The Intelligent Transport Society South Africa (ITSSA) CEO Dr Paul Voster says it is important that South Africa provide its commuters with an integrated ticketing system to facilitate an attractive public transport network as an alternative to using private transport.

He says that the congestion experienced on the country’s roads has a negative effect on productivity, the running costs of vehicles, the amount of time people spend with their families, and the environment.

Merely providing additional road capacity within the metropolitan areas is not an ideal or always appropriate solution, and alternative solutions must therefore be explored in conjunction with infrastructure expansions, in order to manage congestion, he comments.

A number of criteria’s to encourage people to use public transport are being considered. Voster says public transports needs to be convenient, available, frequent, affordable, and safe.

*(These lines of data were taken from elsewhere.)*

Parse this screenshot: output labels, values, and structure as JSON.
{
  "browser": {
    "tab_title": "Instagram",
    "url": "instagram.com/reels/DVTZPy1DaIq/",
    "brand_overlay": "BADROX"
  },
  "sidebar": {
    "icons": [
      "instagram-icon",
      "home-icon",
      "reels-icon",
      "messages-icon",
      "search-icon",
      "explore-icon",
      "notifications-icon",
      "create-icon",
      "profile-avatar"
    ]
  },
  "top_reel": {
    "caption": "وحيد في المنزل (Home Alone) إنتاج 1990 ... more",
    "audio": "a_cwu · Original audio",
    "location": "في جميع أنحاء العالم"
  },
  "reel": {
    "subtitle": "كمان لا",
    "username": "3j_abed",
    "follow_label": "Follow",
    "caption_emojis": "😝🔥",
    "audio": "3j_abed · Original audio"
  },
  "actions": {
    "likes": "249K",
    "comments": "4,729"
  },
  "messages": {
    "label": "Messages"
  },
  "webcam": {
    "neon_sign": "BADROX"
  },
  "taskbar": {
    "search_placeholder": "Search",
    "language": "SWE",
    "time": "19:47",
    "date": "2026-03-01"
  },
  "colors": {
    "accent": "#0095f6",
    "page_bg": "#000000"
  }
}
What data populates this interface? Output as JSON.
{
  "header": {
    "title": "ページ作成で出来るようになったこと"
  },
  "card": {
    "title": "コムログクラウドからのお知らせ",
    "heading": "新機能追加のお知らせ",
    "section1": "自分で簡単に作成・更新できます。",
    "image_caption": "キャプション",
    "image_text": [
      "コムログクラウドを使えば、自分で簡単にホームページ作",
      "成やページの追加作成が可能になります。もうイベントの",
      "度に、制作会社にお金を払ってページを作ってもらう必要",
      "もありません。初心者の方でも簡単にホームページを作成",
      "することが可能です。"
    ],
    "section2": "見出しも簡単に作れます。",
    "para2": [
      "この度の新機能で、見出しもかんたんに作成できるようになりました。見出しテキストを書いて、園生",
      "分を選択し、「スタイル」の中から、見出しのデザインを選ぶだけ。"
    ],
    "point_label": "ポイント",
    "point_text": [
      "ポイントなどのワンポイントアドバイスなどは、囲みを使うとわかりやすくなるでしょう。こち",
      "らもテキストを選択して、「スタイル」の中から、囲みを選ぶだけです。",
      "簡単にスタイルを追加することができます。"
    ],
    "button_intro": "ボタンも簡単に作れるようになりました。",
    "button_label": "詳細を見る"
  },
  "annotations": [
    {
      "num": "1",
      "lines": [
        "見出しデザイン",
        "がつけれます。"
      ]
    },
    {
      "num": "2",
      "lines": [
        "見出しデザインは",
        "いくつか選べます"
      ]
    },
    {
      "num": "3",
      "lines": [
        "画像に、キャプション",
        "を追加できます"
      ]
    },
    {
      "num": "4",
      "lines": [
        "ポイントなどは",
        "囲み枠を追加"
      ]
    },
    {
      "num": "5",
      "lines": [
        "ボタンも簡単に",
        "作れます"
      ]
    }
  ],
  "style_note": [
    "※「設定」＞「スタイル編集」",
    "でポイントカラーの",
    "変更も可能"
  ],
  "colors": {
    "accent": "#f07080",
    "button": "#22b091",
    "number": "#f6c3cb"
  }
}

One of the factors that will contribute to meeting the different criteria for an effective transport network is the implementation of an integrated ticketing system for all modes of public transport. “With an integrated ticketing system the same ticket can be used whether commuters use a bus, taxi, or rail,” says Voster.

He adds that a smart-card ticketing system will offer commuters a timesaving and convenient way to manage their transport costs. It will also reduce the risk factor for commuters and operators by removing cash out of the system. He explains that the ticketing system will work on a smart-card basis.

Commuters will be able to add a value on their cards at multiple points of sale, similar to the way South Africans buy pre-paid airtime. The commuter will then be able to travel on any mode of public transport, using the same card. Another advantage is that the commuter will be able to cancel the card if it is stolen.

Furthermore, the smart-card ticketing system enables operators to profile commuter behaviour and patterns, which leads to increased management efficiency and a flexible system. There are a number of ways in which an operator can use the capability of a smart-card system to reward its users, and accommodate different category users. This provides the operator with a tool to better serve the commuter and increases the efficiency of the transport network.

The allocation of funds to the different operators will be conducted by a back office electronic calculation.

Voster reports that the Department of Transport is undertaking a project to define the parameters of an appropriate and convenient design and to establish what technology will be used for a smart-card system. He adds that South Africa can benchmark from international experience, and possibly avoid repeating some of the mistakes made by other countries that implemented similar systems.

Voster concludes that the country cannot implement an efficient public transport network without an integrated ticketing system.

PUBLICATION: Engineering News
AUTHOR: Loni Prinsloo
DATED: 12th September 2008